“We are not worthy of being in her presence,” President Matos joked while reading off Adams’ accomplishments. Beyond her business achievements, Adams is also a contributor to the CBS Sports show “We Need to Talk,” and a winner of the NCAA doubles title. Adams graduated from Northwestern University, where she majored in communications.
Adams also contributes to various disenfranchised communities, because she wishes to see more minorities playing tennis and getting engaged with the sport, which is why she created the Harlem Junior Tennis and Education Program.
When Adams came to the stage, she did not shy away from talking about the various disadvantages people of color and women face when trying to pursue their dreams, but she stressed being educated, saying “education is the biggest weapon you can use to change the world.” Adams also advised students to “use [their] head and heart to bring about change. Real positive change.”
Adams says her drive as a child, and then a teenager, to be the best tennis player is what motivated her. She made sure everyone knew her determination to play tennis exceeded her drive to do anything else, and mentioned, that through tennis, she learned excellent time management skills.
However, while Adams talked about her self-determination, she also remarked that her success was not achieved all by herself, and gave a lot of the credit to her doubles partner, Diane Donnelly.
Adams mentioned that her partner was her “mentor,” who taught her not only about tennis, but about life. She also credited her success to her coaches and professors, who taught her how to manage her time effectively.

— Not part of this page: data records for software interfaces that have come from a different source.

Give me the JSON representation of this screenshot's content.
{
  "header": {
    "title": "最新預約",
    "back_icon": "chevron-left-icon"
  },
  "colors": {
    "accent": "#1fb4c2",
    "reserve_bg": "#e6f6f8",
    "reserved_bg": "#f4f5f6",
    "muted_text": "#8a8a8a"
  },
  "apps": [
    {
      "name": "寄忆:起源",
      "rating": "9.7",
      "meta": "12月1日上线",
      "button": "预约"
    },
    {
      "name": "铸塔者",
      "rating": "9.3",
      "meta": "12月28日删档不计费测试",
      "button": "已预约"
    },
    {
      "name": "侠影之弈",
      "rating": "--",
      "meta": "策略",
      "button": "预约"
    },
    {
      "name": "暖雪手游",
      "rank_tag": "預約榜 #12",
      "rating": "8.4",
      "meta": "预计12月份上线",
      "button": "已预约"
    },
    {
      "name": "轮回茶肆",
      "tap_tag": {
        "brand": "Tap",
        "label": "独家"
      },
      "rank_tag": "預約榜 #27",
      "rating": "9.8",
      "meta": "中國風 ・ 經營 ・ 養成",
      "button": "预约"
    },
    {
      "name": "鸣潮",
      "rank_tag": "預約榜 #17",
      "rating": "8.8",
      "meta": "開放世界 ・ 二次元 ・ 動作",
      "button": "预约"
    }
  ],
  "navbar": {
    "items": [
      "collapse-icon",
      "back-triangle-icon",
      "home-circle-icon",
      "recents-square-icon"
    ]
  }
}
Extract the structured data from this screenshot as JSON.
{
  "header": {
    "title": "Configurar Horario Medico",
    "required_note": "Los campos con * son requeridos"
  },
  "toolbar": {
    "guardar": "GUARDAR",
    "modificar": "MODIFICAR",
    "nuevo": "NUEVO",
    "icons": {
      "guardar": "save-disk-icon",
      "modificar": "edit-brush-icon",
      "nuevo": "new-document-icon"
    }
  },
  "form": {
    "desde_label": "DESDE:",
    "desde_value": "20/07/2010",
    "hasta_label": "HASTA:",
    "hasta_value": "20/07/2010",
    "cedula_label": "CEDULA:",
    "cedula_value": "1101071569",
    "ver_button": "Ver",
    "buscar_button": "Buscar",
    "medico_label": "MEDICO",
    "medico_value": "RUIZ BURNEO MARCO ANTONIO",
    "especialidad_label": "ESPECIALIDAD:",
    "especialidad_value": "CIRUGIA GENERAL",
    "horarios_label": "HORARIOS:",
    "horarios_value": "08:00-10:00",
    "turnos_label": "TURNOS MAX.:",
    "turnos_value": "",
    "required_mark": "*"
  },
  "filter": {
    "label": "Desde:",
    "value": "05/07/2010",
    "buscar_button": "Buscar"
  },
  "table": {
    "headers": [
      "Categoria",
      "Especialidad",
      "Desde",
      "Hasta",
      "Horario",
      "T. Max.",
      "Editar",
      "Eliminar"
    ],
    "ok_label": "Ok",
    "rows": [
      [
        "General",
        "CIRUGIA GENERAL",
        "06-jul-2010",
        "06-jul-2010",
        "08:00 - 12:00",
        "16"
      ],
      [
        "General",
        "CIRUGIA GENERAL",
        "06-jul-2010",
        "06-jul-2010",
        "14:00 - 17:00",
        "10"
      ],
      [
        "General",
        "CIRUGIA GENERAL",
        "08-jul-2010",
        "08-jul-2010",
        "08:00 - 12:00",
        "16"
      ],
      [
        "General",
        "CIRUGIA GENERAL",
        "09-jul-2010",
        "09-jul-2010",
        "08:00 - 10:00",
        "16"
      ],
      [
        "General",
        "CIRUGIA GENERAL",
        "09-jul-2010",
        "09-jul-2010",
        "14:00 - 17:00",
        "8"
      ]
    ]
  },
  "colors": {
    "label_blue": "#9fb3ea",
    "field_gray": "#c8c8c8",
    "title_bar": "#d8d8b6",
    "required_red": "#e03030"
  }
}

After her speech, Adams did a brief question and answer session, where she was asked about everything, from who she played against to her biggest rival: who surprisingly wasn’t Serena Williams. Adams joked with the crowd when asked about what she misses about college tennis, the first thing she said she doesn’t miss, is “waking up early every morning to workout!”
Katrina Adams was an ideal speaker to have during the last few days of Black History Month, as she showcases numerous strengths as a black female in today’s society, holding perseverance, dedication, and hilarity in the face of everything. Watching her speak, it is clear Adams projects herself with an admirable level of confidence and self-assuredness.